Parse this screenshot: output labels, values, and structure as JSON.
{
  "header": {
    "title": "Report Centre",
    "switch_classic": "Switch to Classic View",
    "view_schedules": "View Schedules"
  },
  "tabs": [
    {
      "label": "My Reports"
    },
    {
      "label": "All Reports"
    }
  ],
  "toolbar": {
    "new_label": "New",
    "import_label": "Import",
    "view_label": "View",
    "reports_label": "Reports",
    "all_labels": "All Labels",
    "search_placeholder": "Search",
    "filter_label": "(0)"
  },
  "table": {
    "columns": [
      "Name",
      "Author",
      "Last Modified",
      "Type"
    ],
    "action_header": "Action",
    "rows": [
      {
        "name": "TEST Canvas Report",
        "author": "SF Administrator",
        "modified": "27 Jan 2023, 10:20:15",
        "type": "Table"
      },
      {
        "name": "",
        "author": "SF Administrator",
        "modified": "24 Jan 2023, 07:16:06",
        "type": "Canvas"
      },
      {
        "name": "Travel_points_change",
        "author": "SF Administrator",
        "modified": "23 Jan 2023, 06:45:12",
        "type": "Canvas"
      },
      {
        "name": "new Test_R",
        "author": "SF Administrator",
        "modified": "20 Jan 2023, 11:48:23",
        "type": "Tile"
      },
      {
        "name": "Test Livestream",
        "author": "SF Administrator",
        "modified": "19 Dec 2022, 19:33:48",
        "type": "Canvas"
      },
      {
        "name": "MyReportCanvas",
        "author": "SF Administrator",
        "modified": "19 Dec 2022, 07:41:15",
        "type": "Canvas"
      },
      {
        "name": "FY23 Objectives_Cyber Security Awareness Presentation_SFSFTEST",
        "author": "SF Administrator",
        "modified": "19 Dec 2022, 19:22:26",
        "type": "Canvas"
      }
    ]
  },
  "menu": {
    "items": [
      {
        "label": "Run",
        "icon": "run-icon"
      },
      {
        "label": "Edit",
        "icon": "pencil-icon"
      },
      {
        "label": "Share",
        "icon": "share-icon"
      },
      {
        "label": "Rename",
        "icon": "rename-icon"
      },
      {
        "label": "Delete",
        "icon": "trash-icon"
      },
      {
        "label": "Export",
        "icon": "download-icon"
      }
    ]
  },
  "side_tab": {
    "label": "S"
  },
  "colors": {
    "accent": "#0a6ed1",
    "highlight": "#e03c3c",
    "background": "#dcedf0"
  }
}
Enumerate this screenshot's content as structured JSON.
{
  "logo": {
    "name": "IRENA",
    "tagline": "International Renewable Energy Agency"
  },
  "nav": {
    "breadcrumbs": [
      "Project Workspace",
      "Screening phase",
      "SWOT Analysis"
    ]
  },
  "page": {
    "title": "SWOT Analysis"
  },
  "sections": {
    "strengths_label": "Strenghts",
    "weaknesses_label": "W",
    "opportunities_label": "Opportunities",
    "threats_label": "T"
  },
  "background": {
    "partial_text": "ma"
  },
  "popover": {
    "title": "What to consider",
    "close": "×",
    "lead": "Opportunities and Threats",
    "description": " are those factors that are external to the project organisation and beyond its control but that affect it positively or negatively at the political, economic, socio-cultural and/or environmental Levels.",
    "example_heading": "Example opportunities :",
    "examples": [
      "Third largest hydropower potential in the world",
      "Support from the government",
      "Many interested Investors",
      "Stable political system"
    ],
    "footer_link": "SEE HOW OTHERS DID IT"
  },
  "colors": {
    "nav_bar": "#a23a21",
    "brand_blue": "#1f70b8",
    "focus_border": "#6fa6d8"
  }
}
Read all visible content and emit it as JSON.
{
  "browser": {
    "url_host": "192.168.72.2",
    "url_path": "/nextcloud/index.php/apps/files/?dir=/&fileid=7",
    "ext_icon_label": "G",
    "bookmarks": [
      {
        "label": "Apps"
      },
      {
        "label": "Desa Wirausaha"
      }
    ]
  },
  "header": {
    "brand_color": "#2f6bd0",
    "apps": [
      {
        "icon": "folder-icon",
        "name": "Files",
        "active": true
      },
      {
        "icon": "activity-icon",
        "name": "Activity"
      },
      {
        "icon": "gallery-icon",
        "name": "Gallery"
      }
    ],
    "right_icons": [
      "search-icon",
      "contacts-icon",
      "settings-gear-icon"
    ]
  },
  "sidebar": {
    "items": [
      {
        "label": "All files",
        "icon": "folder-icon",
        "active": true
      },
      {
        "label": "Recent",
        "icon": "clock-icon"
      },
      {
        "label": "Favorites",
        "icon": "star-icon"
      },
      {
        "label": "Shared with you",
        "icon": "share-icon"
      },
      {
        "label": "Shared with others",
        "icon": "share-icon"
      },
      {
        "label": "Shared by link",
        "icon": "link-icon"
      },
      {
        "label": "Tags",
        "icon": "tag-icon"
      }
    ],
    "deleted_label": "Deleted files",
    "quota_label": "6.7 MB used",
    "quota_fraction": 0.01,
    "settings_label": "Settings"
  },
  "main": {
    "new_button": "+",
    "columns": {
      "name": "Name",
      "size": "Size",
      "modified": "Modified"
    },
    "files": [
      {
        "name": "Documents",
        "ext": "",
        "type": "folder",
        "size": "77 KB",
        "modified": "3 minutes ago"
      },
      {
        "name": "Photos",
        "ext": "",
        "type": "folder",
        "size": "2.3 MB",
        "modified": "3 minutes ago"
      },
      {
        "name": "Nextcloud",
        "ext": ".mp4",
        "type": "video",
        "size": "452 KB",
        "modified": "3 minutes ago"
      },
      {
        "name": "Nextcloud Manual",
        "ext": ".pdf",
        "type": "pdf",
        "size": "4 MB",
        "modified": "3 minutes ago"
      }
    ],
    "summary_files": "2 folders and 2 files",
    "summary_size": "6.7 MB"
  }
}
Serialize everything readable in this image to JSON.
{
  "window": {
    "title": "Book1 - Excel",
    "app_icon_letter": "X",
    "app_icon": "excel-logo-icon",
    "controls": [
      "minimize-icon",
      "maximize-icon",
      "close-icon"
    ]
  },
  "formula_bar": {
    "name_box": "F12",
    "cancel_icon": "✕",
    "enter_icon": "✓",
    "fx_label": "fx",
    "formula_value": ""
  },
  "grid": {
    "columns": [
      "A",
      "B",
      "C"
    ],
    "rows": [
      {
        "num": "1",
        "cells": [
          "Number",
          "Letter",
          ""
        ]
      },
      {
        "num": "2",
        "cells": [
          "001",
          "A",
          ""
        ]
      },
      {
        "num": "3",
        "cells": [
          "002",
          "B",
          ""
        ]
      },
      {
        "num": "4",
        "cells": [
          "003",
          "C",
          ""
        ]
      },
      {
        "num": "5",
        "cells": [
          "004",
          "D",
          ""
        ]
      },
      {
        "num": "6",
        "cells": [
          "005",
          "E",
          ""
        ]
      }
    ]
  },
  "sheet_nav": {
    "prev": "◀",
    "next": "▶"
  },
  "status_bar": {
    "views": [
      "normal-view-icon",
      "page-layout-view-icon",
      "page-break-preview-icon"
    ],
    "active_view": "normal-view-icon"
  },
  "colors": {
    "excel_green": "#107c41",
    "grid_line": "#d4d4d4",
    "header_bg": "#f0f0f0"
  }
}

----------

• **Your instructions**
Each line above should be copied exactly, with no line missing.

• **Result of this exercise**
Parse this screenshot: output labels, values, and structure as JSON.
{
  "header": {
    "title": "Report Centre",
    "switch_classic": "Switch to Classic View",
    "view_schedules": "View Schedules"
  },
  "tabs": [
    {
      "label": "My Reports"
    },
    {
      "label": "All Reports"
    }
  ],
  "toolbar": {
    "new_label": "New",
    "import_label": "Import",
    "view_label": "View",
    "reports_label": "Reports",
    "all_labels": "All Labels",
    "search_placeholder": "Search",
    "filter_label": "(0)"
  },
  "table": {
    "columns": [
      "Name",
      "Author",
      "Last Modified",
      "Type"
    ],
    "action_header": "Action",
    "rows": [
      {
        "name": "TEST Canvas Report",
        "author": "SF Administrator",
        "modified": "27 Jan 2023, 10:20:15",
        "type": "Table"
      },
      {
        "name": "",
        "author": "SF Administrator",
        "modified": "24 Jan 2023, 07:16:06",
        "type": "Canvas"
      },
      {
        "name": "Travel_points_change",
        "author": "SF Administrator",
        "modified": "23 Jan 2023, 06:45:12",
        "type": "Canvas"
      },
      {
        "name": "new Test_R",
        "author": "SF Administrator",
        "modified": "20 Jan 2023, 11:48:23",
        "type": "Tile"
      },
      {
        "name": "Test Livestream",
        "author": "SF Administrator",
        "modified": "19 Dec 2022, 19:33:48",
        "type": "Canvas"
      },
      {
        "name": "MyReportCanvas",
        "author": "SF Administrator",
        "modified": "19 Dec 2022, 07:41:15",
        "type": "Canvas"
      },
      {
        "name": "FY23 Objectives_Cyber Security Awareness Presentation_SFSFTEST",
        "author": "SF Administrator",
        "modified": "19 Dec 2022, 19:22:26",
        "type": "Canvas"
      }
    ]
  },
  "menu": {
    "items": [
      {
        "label": "Run",
        "icon": "run-icon"
      },
      {
        "label": "Edit",
        "icon": "pencil-icon"
      },
      {
        "label": "Share",
        "icon": "share-icon"
      },
      {
        "label": "Rename",
        "icon": "rename-icon"
      },
      {
        "label": "Delete",
        "icon": "trash-icon"
      },
      {
        "label": "Export",
        "icon": "download-icon"
      }
    ]
  },
  "side_tab": {
    "label": "S"
  },
  "colors": {
    "accent": "#0a6ed1",
    "highlight": "#e03c3c",
    "background": "#dcedf0"
  }
}
Enumerate this screenshot's content as structured JSON.
{
  "logo": {
    "name": "IRENA",
    "tagline": "International Renewable Energy Agency"
  },
  "nav": {
    "breadcrumbs": [
      "Project Workspace",
      "Screening phase",
      "SWOT Analysis"
    ]
  },
  "page": {
    "title": "SWOT Analysis"
  },
  "sections": {
    "strengths_label": "Strenghts",
    "weaknesses_label": "W",
    "opportunities_label": "Opportunities",
    "threats_label": "T"
  },
  "background": {
    "partial_text": "ma"
  },
  "popover": {
    "title": "What to consider",
    "close": "×",
    "lead": "Opportunities and Threats",
    "description": " are those factors that are external to the project organisation and beyond its control but that affect it positively or negatively at the political, economic, socio-cultural and/or environmental Levels.",
    "example_heading": "Example opportunities :",
    "examples": [
      "Third largest hydropower potential in the world",
      "Support from the government",
      "Many interested Investors",
      "Stable political system"
    ],
    "footer_link": "SEE HOW OTHERS DID IT"
  },
  "colors": {
    "nav_bar": "#a23a21",
    "brand_blue": "#1f70b8",
    "focus_border": "#6fa6d8"
  }
}
Read all visible content and emit it as JSON.
{
  "browser": {
    "url_host": "192.168.72.2",
    "url_path": "/nextcloud/index.php/apps/files/?dir=/&fileid=7",
    "ext_icon_label": "G",
    "bookmarks": [
      {
        "label": "Apps"
      },
      {
        "label": "Desa Wirausaha"
      }
    ]
  },
  "header": {
    "brand_color": "#2f6bd0",
    "apps": [
      {
        "icon": "folder-icon",
        "name": "Files",
        "active": true
      },
      {
        "icon": "activity-icon",
        "name": "Activity"
      },
      {
        "icon": "gallery-icon",
        "name": "Gallery"
      }
    ],
    "right_icons": [
      "search-icon",
      "contacts-icon",
      "settings-gear-icon"
    ]
  },
  "sidebar": {
    "items": [
      {
        "label": "All files",
        "icon": "folder-icon",
        "active": true
      },
      {
        "label": "Recent",
        "icon": "clock-icon"
      },
      {
        "label": "Favorites",
        "icon": "star-icon"
      },
      {
        "label": "Shared with you",
        "icon": "share-icon"
      },
      {
        "label": "Shared with others",
        "icon": "share-icon"
      },
      {
        "label": "Shared by link",
        "icon": "link-icon"
      },
      {
        "label": "Tags",
        "icon": "tag-icon"
      }
    ],
    "deleted_label": "Deleted files",
    "quota_label": "6.7 MB used",
    "quota_fraction": 0.01,
    "settings_label": "Settings"
  },
  "main": {
    "new_button": "+",
    "columns": {
      "name": "Name",
      "size": "Size",
      "modified": "Modified"
    },
    "files": [
      {
        "name": "Documents",
        "ext": "",
        "type": "folder",
        "size": "77 KB",
        "modified": "3 minutes ago"
      },
      {
        "name": "Photos",
        "ext": "",
        "type": "folder",
        "size": "2.3 MB",
        "modified": "3 minutes ago"
      },
      {
        "name": "Nextcloud",
        "ext": ".mp4",
        "type": "video",
        "size": "452 KB",
        "modified": "3 minutes ago"
      },
      {
        "name": "Nextcloud Manual",
        "ext": ".pdf",
        "type": "pdf",
        "size": "4 MB",
        "modified": "3 minutes ago"
      }
    ],
    "summary_files": "2 folders and 2 files",
    "summary_size": "6.7 MB"
  }
}
Serialize everything readable in this image to JSON.
{
  "window": {
    "title": "Book1 - Excel",
    "app_icon_letter": "X",
    "app_icon": "excel-logo-icon",
    "controls": [
      "minimize-icon",
      "maximize-icon",
      "close-icon"
    ]
  },
  "formula_bar": {
    "name_box": "F12",
    "cancel_icon": "✕",
    "enter_icon": "✓",
    "fx_label": "fx",
    "formula_value": ""
  },
  "grid": {
    "columns": [
      "A",
      "B",
      "C"
    ],
    "rows": [
      {
        "num": "1",
        "cells": [
          "Number",
          "Letter",
          ""
        ]
      },
      {
        "num": "2",
        "cells": [
          "001",
          "A",
          ""
        ]
      },
      {
        "num": "3",
        "cells": [
          "002",
          "B",
          ""
        ]
      },
      {
        "num": "4",
        "cells": [
          "003",
          "C",
          ""
        ]
      },
      {
        "num": "5",
        "cells": [
          "004",
          "D",
          ""
        ]
      },
      {
        "num": "6",
        "cells": [
          "005",
          "E",
          ""
        ]
      }
    ]
  },
  "sheet_nav": {
    "prev": "◀",
    "next": "▶"
  },
  "status_bar": {
    "views": [
      "normal-view-icon",
      "page-layout-view-icon",
      "page-break-preview-icon"
    ],
    "active_view": "normal-view-icon"
  },
  "colors": {
    "excel_green": "#107c41",
    "grid_line": "#d4d4d4",
    "header_bg": "#f0f0f0"
  }
}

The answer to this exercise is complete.